Government lawyers argued that Trump "has an established practice of issuing inflammatory public statements targeted at individuals or institutions that present an obstacle or challenge to him."
They said that after the 2020 election, he focused on the election system and on election officials and others tasked with "carrying out civic duties to implement fair elections." The government noted that those who were named by Trump in his tweets "were subject to threats and harassment."

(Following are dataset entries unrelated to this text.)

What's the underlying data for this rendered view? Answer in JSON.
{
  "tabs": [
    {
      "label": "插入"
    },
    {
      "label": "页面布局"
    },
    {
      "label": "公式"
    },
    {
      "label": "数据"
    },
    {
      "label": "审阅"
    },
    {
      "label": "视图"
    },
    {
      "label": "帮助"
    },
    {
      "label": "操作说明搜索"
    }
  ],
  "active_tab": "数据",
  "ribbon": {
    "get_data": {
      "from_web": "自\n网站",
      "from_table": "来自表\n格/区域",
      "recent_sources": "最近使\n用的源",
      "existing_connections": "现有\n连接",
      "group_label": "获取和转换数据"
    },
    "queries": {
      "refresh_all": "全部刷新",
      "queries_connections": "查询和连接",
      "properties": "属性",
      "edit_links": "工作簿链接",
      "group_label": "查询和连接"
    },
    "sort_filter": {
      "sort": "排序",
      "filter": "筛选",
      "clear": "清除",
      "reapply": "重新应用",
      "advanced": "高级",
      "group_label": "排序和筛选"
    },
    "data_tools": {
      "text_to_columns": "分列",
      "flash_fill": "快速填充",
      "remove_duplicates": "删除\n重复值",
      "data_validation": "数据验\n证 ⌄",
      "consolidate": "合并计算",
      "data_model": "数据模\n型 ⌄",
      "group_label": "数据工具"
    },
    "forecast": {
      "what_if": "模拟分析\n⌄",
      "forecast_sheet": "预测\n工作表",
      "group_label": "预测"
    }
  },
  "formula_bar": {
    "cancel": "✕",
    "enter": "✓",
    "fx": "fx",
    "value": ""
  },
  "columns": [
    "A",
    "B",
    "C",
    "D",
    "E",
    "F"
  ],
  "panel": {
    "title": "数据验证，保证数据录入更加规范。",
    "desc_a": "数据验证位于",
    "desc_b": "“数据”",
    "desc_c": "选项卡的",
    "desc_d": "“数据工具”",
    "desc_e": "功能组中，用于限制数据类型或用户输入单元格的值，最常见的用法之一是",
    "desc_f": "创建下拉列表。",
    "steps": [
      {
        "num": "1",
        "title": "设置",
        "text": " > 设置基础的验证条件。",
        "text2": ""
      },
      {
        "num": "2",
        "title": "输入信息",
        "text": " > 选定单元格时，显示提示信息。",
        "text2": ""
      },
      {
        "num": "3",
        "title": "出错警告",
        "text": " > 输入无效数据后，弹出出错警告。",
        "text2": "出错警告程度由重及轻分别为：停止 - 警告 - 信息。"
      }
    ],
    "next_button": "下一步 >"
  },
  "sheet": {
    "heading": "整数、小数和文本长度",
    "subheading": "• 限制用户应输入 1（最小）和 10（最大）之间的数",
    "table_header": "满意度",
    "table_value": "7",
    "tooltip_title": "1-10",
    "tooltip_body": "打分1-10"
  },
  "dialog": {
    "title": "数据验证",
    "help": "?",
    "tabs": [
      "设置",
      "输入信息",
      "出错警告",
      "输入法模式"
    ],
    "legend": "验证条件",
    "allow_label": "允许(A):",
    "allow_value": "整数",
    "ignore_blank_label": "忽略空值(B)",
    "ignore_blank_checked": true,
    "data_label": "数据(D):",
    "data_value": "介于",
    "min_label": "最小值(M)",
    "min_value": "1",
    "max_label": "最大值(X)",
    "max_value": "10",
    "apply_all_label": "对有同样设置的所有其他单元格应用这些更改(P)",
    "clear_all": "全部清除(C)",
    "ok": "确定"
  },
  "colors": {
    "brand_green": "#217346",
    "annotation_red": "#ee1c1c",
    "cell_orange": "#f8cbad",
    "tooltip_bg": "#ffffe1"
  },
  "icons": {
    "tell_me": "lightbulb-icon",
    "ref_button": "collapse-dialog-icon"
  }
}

The filing cited a few examples of this, noting that one individual told the House select committee that investigated the Capitol riot, "After the President tweeted at me by name, calling me out the way that he did, the threats became much more specific, much more graphic, and included not just me by name but included members of my family by name, their ages, our address, pictures of our home. Just every bit of detail that you could imagine. That was what changed with that tweet."
The Trump campaign in a statement said the DOJ is "corruptly and cynically continuing to attempt to deprive President Trump of his First Amendment rights."
"This is nothing more than blatant election interference because President Trump is by far the leading candidate in this race," the Trump campaign said. "The American people— the voters— see right through this un-Constitutional charade and will send President Trump back to the White House."
The government redacted the official's name in its court filing, but that quote came from the Jan. 6 House select committeein June 2022.
Trump responded to the special counsel's request of the court on Truth Social.
"So, I'm campaigning for President against an incompetent person who has WEAPONIZED the DOJ & FBI to go after his Political Opponent, & I am not allowed to COMMENT," he wrote. "They Leak, Lie, & Sue, & they won't allow me to SPEAK? How else would I explain that Jack Smith is DERANGED, or Crooked Joe is INCOMPETENT?"
Trump was indicted by a federal grand jury on four charges related to his alleged attempts to reverse the 2020 election results and has pleaded not guilty.
Kathryn Watson contributed to this report.